by Furqan Khan and Khadijah Saeed
Joe Biden’s presidency is set to usher in significant changes in Washington’s approach towards the Middle East. The new administration is awaiting challenges that may arise from continuing tensions around nuclear issues with Iran, the ongoing war in Yemen, and the impasse between Israel and Palestine.
Conjecture around the possible contours of Biden’s Middle East policy focuses on whether Biden will revive the policies of his predecessor Barack Obama or adopt a new vision to confront regional challenges. Redressing Donald Trump’s ‘destabilising’ foreign policy posture towards the Middle East will certainly be a priority.
Biden is likely to firstly renegotiate the JCPOA and restore the nuclear agreement with Iran conditioned by ‘strict compliance’. However, since Trump’s ‘maximum pressure’ strategy has significantly altered the security landscape, especially after the assassination of Qassim Soleimani and recent killings of Iran’s nuclear scientists; negotiating such a deal will be easier said than done for the upcoming Biden administration. Irrespective of the willingness of the Rouhani government, outrage at the murder of scientists and anticipated conservative parliamentary gains in June may create hurdles for the deal.
Moreover, though Biden is equally committed to containing Iran’s ‘destabilising activities’ in the region, Washington’s allies – including Israel and Saudi Arabia – will continue to resist a nuclear deal that directly benefits the regime in Tehran. This is all the more likely as Israel continues to earn normalisation agreements across the GCC countries – hence Biden’s push for a deal with Tehran could test any good faith in the Washington–Tel Aviv relationship.

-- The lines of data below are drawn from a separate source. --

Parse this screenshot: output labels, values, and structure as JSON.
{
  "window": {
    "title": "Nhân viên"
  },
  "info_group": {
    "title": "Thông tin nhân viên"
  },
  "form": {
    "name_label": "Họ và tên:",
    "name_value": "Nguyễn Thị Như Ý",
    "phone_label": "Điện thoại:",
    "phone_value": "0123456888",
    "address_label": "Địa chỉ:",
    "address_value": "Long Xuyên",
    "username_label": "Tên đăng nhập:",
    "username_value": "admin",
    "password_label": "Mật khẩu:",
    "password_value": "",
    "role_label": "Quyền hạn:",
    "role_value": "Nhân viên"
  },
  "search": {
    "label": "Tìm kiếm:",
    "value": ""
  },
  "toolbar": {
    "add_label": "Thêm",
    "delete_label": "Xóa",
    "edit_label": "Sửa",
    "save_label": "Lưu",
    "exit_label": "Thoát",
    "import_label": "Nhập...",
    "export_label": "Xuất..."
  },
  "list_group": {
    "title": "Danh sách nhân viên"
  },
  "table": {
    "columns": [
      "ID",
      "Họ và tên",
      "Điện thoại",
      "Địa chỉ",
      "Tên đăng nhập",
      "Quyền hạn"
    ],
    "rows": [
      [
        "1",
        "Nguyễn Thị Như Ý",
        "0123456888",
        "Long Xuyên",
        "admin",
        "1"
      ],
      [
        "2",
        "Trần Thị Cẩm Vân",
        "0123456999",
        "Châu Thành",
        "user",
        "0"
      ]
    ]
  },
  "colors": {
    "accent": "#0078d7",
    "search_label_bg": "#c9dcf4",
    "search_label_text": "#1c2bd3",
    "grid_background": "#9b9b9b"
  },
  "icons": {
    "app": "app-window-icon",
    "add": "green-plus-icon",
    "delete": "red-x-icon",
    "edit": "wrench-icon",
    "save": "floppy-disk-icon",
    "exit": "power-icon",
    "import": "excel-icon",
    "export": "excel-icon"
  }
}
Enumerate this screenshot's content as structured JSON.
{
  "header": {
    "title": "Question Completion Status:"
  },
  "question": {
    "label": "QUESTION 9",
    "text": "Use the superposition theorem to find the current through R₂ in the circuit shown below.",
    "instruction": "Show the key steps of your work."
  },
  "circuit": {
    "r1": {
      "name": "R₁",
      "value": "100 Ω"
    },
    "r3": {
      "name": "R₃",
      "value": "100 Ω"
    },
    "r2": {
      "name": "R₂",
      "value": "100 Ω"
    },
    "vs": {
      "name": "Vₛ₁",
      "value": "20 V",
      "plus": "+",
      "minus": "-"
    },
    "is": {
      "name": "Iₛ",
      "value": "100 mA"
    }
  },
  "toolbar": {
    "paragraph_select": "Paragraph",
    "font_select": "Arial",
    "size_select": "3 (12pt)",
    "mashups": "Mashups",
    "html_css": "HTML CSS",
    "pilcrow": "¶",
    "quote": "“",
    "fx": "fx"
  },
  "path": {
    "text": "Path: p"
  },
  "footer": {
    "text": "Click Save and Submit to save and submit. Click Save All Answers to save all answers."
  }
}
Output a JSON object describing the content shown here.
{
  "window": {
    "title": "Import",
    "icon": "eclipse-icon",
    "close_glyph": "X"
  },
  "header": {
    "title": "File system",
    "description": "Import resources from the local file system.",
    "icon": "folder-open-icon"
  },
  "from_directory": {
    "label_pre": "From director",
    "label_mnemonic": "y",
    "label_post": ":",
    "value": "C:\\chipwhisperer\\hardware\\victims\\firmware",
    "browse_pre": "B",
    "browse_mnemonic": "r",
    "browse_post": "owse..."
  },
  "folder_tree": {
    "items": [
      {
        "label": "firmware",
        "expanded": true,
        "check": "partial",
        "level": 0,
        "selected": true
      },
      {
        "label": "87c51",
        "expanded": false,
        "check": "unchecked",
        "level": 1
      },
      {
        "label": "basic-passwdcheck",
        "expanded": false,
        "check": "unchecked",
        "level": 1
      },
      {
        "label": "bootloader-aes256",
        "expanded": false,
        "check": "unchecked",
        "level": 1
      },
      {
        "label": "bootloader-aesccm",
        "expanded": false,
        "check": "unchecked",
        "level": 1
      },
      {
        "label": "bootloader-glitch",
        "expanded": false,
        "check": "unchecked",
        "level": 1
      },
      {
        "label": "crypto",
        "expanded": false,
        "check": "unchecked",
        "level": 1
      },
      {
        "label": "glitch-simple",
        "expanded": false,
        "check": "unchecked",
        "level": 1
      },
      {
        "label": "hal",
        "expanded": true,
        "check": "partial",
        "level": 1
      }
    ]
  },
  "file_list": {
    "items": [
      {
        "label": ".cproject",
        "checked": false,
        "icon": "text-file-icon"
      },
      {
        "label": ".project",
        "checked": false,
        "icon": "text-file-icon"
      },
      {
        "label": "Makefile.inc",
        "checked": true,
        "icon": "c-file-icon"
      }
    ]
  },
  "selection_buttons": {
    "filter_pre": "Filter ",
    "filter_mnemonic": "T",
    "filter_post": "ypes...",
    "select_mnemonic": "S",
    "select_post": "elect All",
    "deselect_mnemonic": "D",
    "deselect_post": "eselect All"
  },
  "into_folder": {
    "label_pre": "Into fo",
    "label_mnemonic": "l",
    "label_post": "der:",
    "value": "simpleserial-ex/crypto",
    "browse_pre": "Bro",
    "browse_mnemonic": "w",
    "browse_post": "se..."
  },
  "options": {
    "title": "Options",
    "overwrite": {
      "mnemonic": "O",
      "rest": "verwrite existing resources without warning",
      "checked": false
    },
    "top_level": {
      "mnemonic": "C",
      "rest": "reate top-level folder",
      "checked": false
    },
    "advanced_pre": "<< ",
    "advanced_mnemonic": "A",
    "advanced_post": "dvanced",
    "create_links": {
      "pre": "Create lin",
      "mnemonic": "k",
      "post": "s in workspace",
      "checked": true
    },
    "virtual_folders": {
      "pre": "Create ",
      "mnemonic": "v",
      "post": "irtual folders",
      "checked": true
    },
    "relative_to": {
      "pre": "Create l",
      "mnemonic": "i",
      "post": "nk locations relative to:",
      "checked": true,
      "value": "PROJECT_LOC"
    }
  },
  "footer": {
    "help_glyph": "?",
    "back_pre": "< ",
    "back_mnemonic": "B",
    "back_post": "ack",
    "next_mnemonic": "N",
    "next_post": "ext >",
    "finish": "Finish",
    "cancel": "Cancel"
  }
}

Biden has pledged to end American support for the Saudi-led war in Yemen; something the Trump administration largely ignored while continuing weapons sales. Mohammed bin Salman is no longer able to Whatsapp Jared Kushner, but must now deal with a president who is more institutionally minded and sensitive to human rights violations, especially in Yemen where the coalition has killed thousands of civilians. Biden is already concerned about the Kingdom’s desire to acquire nuclear weapons and has at times criticised weapons sales to a state some regard as a pariah.
However despite all these concerns, Biden is unlikely to ostracise Riyadh, reasoning that engaging may improve the Saudi attitude towards reforming policies, and will also help the US deal with the growing Iranian threat.
Palestinians have ignored the White House during the last four years, faced with a president committed to constantly rewarding Israeli intransigence. Describing the ‘Deal of the Century’ as ‘political stunt’, Biden rejected Trump’s approach of encouraging unilateral moves, believing instead in an inclusive engagement with the active involvement of both Israel and the Palestinians towards a peaceful two-state solution.
Ramallah expects Biden to restore US aid to the Palestinian Authority and the UN aid agency UNRWA, and to reopen the PLO’s mission in Washington as well as a US consulate in East Jerusalem. On the other hand, however, Biden seems positive about the recent recognition of Israel by the UAE and Bahrain, calling this a ‘historic step’; he is furthermore unlikely to reverse recent changes including Israel’s declared sovereignty over the Golan Heights, the US decision to recognise Jerusalem as Israel’s ‘undivided capital’, and the new US embassy to the city that is equally claimed by the Palestinians.
However, Biden’s approach neither means a return to the Oslo period nor a swift reversal of the ‘deal of the century’, but rather a prudent revival of Washington’s traditional role as the mediator between Israel and Palestine. In short, Biden’s tenure may be less disastrous for the Palestinians than Trump’s, but the former is unlikely to facilitate Palestinian ‘freedom’ (as they would conceive it) in Gaza and the West Bank.
Biden’s victory will alter the US approach towards the seismic changes in the Middle East. His ‘new diplomacy’ will counter important drawbacks in Trump’s approach and address challenges within a cooperative framework with European and regional allies. This will include reviving the nuclear agreement with Iran which, despite facing strong opposition by Israel and Saudi Arabia, depends primarily on the upcoming elections in Tehran.
The Palestinians will get some relief, but Biden is less likely to deliver substantially, especially with regards to reversing all that Israel has gained over the last four years. Hence, though Biden’s foreign policy towards the Middle East will be marked by a change of course, especially towards Iran and the war in Yemen; it is less likely to bring about major changes to the ‘status quo conflict’ between Israel and Palestine.